func sgn(x) { if (x < 0) return -1; return 1 }' all.geo.list | sort -nr | less

Apparently there are some self-designated geniuses and gurus on unix boards who think this is good practice. Well, to be fair, other languages have basic integer functions built-in and don’t need those functions. On the other hand, very nice choosing short strings for identifiers in throwaway scripting, because the namespace is not filled with other people’s functions.

So as a file it looks like this, temp.awk,

BEGIN { FS = "|" }
{
  split($3, geo, /,/) 
  mycount[round(geo[1]), round(geo[2])]++
} 
END { 
  for (i in mycount) print mycount[i],i 
}
func round(x) { return sgn(x) * int(.5 + abs(x)) } 
func abs(x) { if (x < 0) return -x; return x }
func sgn(x) { if (x < 0) return -1; return 1 }

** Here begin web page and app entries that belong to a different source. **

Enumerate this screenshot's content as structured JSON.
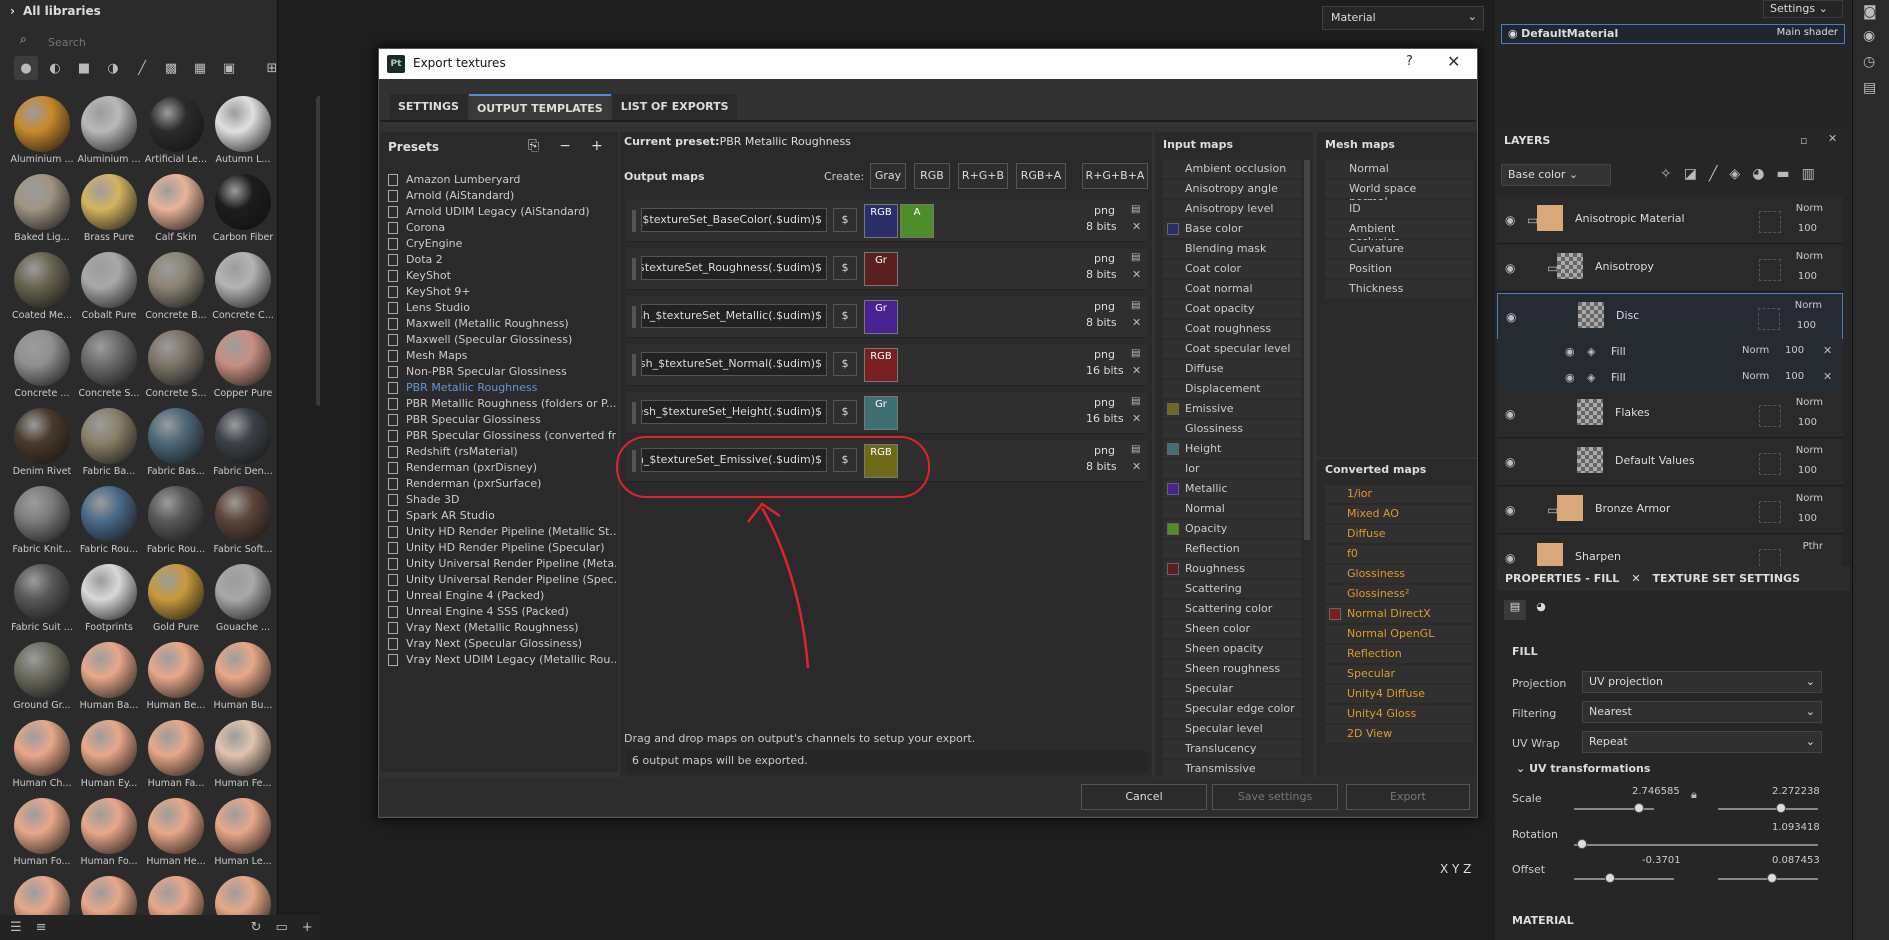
{
  "library": {
    "title": "All libraries",
    "search_placeholder": "Search",
    "materials": [
      {
        "label": "Aluminium ...",
        "color": "#c8892b"
      },
      {
        "label": "Aluminium ...",
        "color": "#b9b9b9"
      },
      {
        "label": "Artificial Le...",
        "color": "#2b2b2b"
      },
      {
        "label": "Autumn L...",
        "color": "#e0e0e0"
      },
      {
        "label": "Baked Lig...",
        "color": "#a09484"
      },
      {
        "label": "Brass Pure",
        "color": "#d4b460"
      },
      {
        "label": "Calf Skin",
        "color": "#e8b49a"
      },
      {
        "label": "Carbon Fiber",
        "color": "#1c1c1c"
      },
      {
        "label": "Coated Me...",
        "color": "#6a6350"
      },
      {
        "label": "Cobalt Pure",
        "color": "#a8a8a8"
      },
      {
        "label": "Concrete B...",
        "color": "#8c8476"
      },
      {
        "label": "Concrete C...",
        "color": "#b4b4b4"
      },
      {
        "label": "Concrete ...",
        "color": "#909090"
      },
      {
        "label": "Concrete S...",
        "color": "#6c6c6c"
      },
      {
        "label": "Concrete S...",
        "color": "#7c7468"
      },
      {
        "label": "Copper Pure",
        "color": "#c89080"
      },
      {
        "label": "Denim Rivet",
        "color": "#4a3a2c"
      },
      {
        "label": "Fabric Ba...",
        "color": "#8a8068"
      },
      {
        "label": "Fabric Bas...",
        "color": "#4c6878"
      },
      {
        "label": "Fabric Den...",
        "color": "#3c4148"
      },
      {
        "label": "Fabric Knit...",
        "color": "#7c7c7c"
      },
      {
        "label": "Fabric Rou...",
        "color": "#4a6a8a"
      },
      {
        "label": "Fabric Rou...",
        "color": "#585858"
      },
      {
        "label": "Fabric Soft...",
        "color": "#5c4438"
      },
      {
        "label": "Fabric Suit ...",
        "color": "#585858"
      },
      {
        "label": "Footprints",
        "color": "#d8d8d8"
      },
      {
        "label": "Gold Pure",
        "color": "#c89a3c"
      },
      {
        "label": "Gouache ...",
        "color": "#a8a8a8"
      },
      {
        "label": "Ground Gr...",
        "color": "#6c6c60"
      },
      {
        "label": "Human Ba...",
        "color": "#e8a88a"
      },
      {
        "label": "Human Be...",
        "color": "#e8a88a"
      },
      {
        "label": "Human Bu...",
        "color": "#e8a88a"
      },
      {
        "label": "Human Ch...",
        "color": "#e8a88a"
      },
      {
        "label": "Human Ey...",
        "color": "#e8a88a"
      },
      {
        "label": "Human Fa...",
        "color": "#e8a88a"
      },
      {
        "label": "Human Fe...",
        "color": "#e0c4b0"
      },
      {
        "label": "Human Fo...",
        "color": "#e8a88a"
      },
      {
        "label": "Human Fo...",
        "color": "#e8a88a"
      },
      {
        "label": "Human He...",
        "color": "#e8a88a"
      },
      {
        "label": "Human Le...",
        "color": "#e8a88a"
      },
      {
        "label": "",
        "color": "#e8a88a"
      },
      {
        "label": "",
        "color": "#e8a88a"
      },
      {
        "label": "",
        "color": "#e8a88a"
      },
      {
        "label": "",
        "color": "#e8a88a"
      }
    ]
  },
  "viewport": {
    "material_select": "Material",
    "axes": "X Y Z"
  },
  "right": {
    "settings_label": "Settings",
    "texture_set": {
      "name": "DefaultMaterial",
      "shader": "Main shader"
    },
    "layers_title": "LAYERS",
    "channel_select": "Base color",
    "layers": [
      {
        "name": "Anisotropic Material",
        "blend": "Norm",
        "opacity": "100",
        "thumb": "#d8a878"
      },
      {
        "name": "Anisotropy",
        "blend": "Norm",
        "opacity": "100",
        "thumb": "checker"
      },
      {
        "name": "Disc",
        "blend": "Norm",
        "opacity": "100",
        "thumb": "checker"
      },
      {
        "name": "Flakes",
        "blend": "Norm",
        "opacity": "100",
        "thumb": "checker"
      },
      {
        "name": "Default Values",
        "blend": "Norm",
        "opacity": "100",
        "thumb": "checker"
      },
      {
        "name": "Bronze Armor",
        "blend": "Norm",
        "opacity": "100",
        "thumb": "#d8a878"
      },
      {
        "name": "Sharpen",
        "blend": "Pthr",
        "opacity": "",
        "thumb": "#d8a878"
      }
    ],
    "fills": [
      {
        "name": "Fill",
        "blend": "Norm",
        "opacity": "100"
      },
      {
        "name": "Fill",
        "blend": "Norm",
        "opacity": "100"
      }
    ],
    "props_tab": "PROPERTIES - FILL",
    "texset_tab": "TEXTURE SET SETTINGS",
    "fill_heading": "FILL",
    "projection_label": "Projection",
    "projection_value": "UV projection",
    "filtering_label": "Filtering",
    "filtering_value": "Nearest",
    "uvwrap_label": "UV Wrap",
    "uvwrap_value": "Repeat",
    "uv_transform": "UV transformations",
    "scale_label": "Scale",
    "scale_a": "2.746585",
    "scale_b": "2.272238",
    "rotation_label": "Rotation",
    "rotation_value": "1.093418",
    "offset_label": "Offset",
    "offset_a": "-0.3701",
    "offset_b": "0.087453",
    "material_heading": "MATERIAL"
  },
  "dialog": {
    "logo": "Pt",
    "title": "Export textures",
    "help": "?",
    "close": "✕",
    "tabs": [
      "SETTINGS",
      "OUTPUT TEMPLATES",
      "LIST OF EXPORTS"
    ],
    "presets_title": "Presets",
    "presets": [
      "Amazon Lumberyard",
      "Arnold (AiStandard)",
      "Arnold UDIM Legacy (AiStandard)",
      "Corona",
      "CryEngine",
      "Dota 2",
      "KeyShot",
      "KeyShot 9+",
      "Lens Studio",
      "Maxwell (Metallic Roughness)",
      "Maxwell (Specular Glossiness)",
      "Mesh Maps",
      "Non-PBR Specular Glossiness",
      "PBR Metallic Roughness",
      "PBR Metallic Roughness (folders or P...",
      "PBR Specular Glossiness",
      "PBR Specular Glossiness (converted fr...",
      "Redshift (rsMaterial)",
      "Renderman (pxrDisney)",
      "Renderman (pxrSurface)",
      "Shade 3D",
      "Spark AR Studio",
      "Unity HD Render Pipeline (Metallic St...",
      "Unity HD Render Pipeline (Specular)",
      "Unity Universal Render Pipeline (Meta...",
      "Unity Universal Render Pipeline (Spec...",
      "Unreal Engine 4 (Packed)",
      "Unreal Engine 4 SSS (Packed)",
      "Vray Next (Metallic Roughness)",
      "Vray Next (Specular Glossiness)",
      "Vray Next UDIM Legacy (Metallic Rou..."
    ],
    "selected_preset_index": 13,
    "current_preset_label": "Current preset:",
    "current_preset": "PBR Metallic Roughness",
    "output_maps_title": "Output maps",
    "create_label": "Create:",
    "create_buttons": [
      "Gray",
      "RGB",
      "R+G+B",
      "RGB+A",
      "R+G+B+A"
    ],
    "outputs": [
      {
        "name": "$mesh_$textureSet_BaseColor(.$udim)",
        "dollar": "$",
        "ch1": "RGB",
        "ch1_color": "#2a2f6a",
        "ch2": "A",
        "ch2_color": "#4f8d2a",
        "format": "png",
        "bits": "8 bits"
      },
      {
        "name": "$mesh_$textureSet_Roughness(.$udim)",
        "dollar": "$",
        "ch1": "Gr",
        "ch1_color": "#5a1f1f",
        "ch2": "",
        "ch2_color": "",
        "format": "png",
        "bits": "8 bits"
      },
      {
        "name": "$mesh_$textureSet_Metallic(.$udim)",
        "dollar": "$",
        "ch1": "Gr",
        "ch1_color": "#4a2190",
        "ch2": "",
        "ch2_color": "",
        "format": "png",
        "bits": "8 bits"
      },
      {
        "name": "$mesh_$textureSet_Normal(.$udim)",
        "dollar": "$",
        "ch1": "RGB",
        "ch1_color": "#7a1f1f",
        "ch2": "",
        "ch2_color": "",
        "format": "png",
        "bits": "16 bits"
      },
      {
        "name": "$mesh_$textureSet_Height(.$udim)",
        "dollar": "$",
        "ch1": "Gr",
        "ch1_color": "#3e6f72",
        "ch2": "",
        "ch2_color": "",
        "format": "png",
        "bits": "16 bits"
      },
      {
        "name": "$mesh_$textureSet_Emissive(.$udim)",
        "dollar": "$",
        "ch1": "RGB",
        "ch1_color": "#6e6a18",
        "ch2": "",
        "ch2_color": "",
        "format": "png",
        "bits": "8 bits"
      }
    ],
    "hint": "Drag and drop maps on output's channels to setup your export.",
    "count": "6 output maps will be exported.",
    "input_title": "Input maps",
    "inputs": [
      {
        "name": "Ambient occlusion",
        "color": ""
      },
      {
        "name": "Anisotropy angle",
        "color": ""
      },
      {
        "name": "Anisotropy level",
        "color": ""
      },
      {
        "name": "Base color",
        "color": "#2a2f6a"
      },
      {
        "name": "Blending mask",
        "color": ""
      },
      {
        "name": "Coat color",
        "color": ""
      },
      {
        "name": "Coat normal",
        "color": ""
      },
      {
        "name": "Coat opacity",
        "color": ""
      },
      {
        "name": "Coat roughness",
        "color": ""
      },
      {
        "name": "Coat specular level",
        "color": ""
      },
      {
        "name": "Diffuse",
        "color": ""
      },
      {
        "name": "Displacement",
        "color": ""
      },
      {
        "name": "Emissive",
        "color": "#6e6a18"
      },
      {
        "name": "Glossiness",
        "color": ""
      },
      {
        "name": "Height",
        "color": "#3e6f72"
      },
      {
        "name": "Ior",
        "color": ""
      },
      {
        "name": "Metallic",
        "color": "#4a2190"
      },
      {
        "name": "Normal",
        "color": ""
      },
      {
        "name": "Opacity",
        "color": "#4f8d2a"
      },
      {
        "name": "Reflection",
        "color": ""
      },
      {
        "name": "Roughness",
        "color": "#5a1f1f"
      },
      {
        "name": "Scattering",
        "color": ""
      },
      {
        "name": "Scattering color",
        "color": ""
      },
      {
        "name": "Sheen color",
        "color": ""
      },
      {
        "name": "Sheen opacity",
        "color": ""
      },
      {
        "name": "Sheen roughness",
        "color": ""
      },
      {
        "name": "Specular",
        "color": ""
      },
      {
        "name": "Specular edge color",
        "color": ""
      },
      {
        "name": "Specular level",
        "color": ""
      },
      {
        "name": "Translucency",
        "color": ""
      },
      {
        "name": "Transmissive",
        "color": ""
      }
    ],
    "mesh_title": "Mesh maps",
    "mesh": [
      "Normal",
      "World space normal",
      "ID",
      "Ambient occlusion",
      "Curvature",
      "Position",
      "Thickness"
    ],
    "converted_title": "Converted maps",
    "converted": [
      {
        "name": "1/ior",
        "color": ""
      },
      {
        "name": "Mixed AO",
        "color": ""
      },
      {
        "name": "Diffuse",
        "color": ""
      },
      {
        "name": "f0",
        "color": ""
      },
      {
        "name": "Glossiness",
        "color": ""
      },
      {
        "name": "Glossiness²",
        "color": ""
      },
      {
        "name": "Normal DirectX",
        "color": "#7a1f1f"
      },
      {
        "name": "Normal OpenGL",
        "color": ""
      },
      {
        "name": "Reflection",
        "color": ""
      },
      {
        "name": "Specular",
        "color": ""
      },
      {
        "name": "Unity4 Diffuse",
        "color": ""
      },
      {
        "name": "Unity4 Gloss",
        "color": ""
      },
      {
        "name": "2D View",
        "color": ""
      }
    ],
    "cancel": "Cancel",
    "save_settings": "Save settings",
    "export": "Export"
  },
  "annotation_color": "#e0232b"
}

and it’s invoked as awk -f temp.awk all.geo.list | sort -nr | list which is a lot nicer. We did have to change the ‘|’ separator to “|” because command line best practices don’t necessarily make good syntax within the program block.

I’m going to do it again. I’m going to move the filename explicitly into the middle pattern, so people can see what the shorthand is doing with pattern/action. And I’m going to move the output form into the script as well. Not because I think it’s necessary for a throwaway script, i.e., very probably throwaway, but because I think that in-script output control is a good habit to have when moving to more complicated things. And I’ve successfully taught this for decades to thousands. Yeah. Thousands.

BEGIN { 
  FS = "|"
  while (getline < "all.geo.list") {
    split($3, geo, /,/) 
    mycount[round(geo[1]), round(geo[2])]++
  }
  for (i in mycount) print mycount[i],i | "sort -nr | less"
}
func round(x) { return sgn(x) * int(.5 + abs(x)) } 
func abs(x) { if (x < 0) return -x; return x }
func sgn(x) { if (x < 0) return -1; return 1 

Note that I can put the output on a command pipe, and that command pipe can contain a pipe (sort, piped to less). Probably something one would not try in one’s first rodeo. I did have to move the END block into the BEGIN block because awk doesn’t like a missing middle pattern/action set.

Now the command line is just awk -f temp.awk .

Two more things. That getline returns -1 when the file is missing (or can’t be read). So we often get in the habit of writing

  while (getline < "all.geo.list" > 0) { ... }

Yes, this looks like <"all.geo.list"> in perl which is itself the way to read from a file! So confusing moving between languages. But it’s really

  while ( (getline < fname) > 0 ) { ... }

Change the file name so it has a typo, say all.geos.list, and the first version will spin on the while(-1) returned value, while the latter version will test >0, and exit on while(0) . This is an extremely important habit to adopt when writing cgi programs by the way.

The second change is prettying up the output. myarray[foo, bar] uses a SUBSEP character between foo and bar. This makes the strings less fun to read. So the increment could be

    mycount[round(geo[1]) "," round(geo[2])]++

which makes the output look like

48 34,-118
28 41,-74
25 38,-122

instead of

 48 34^-118
 28 41^-74
 25 38^-122

And we can actually think about what that means from a data point of view since we didn’t have to work so hard writing the data-inspection program.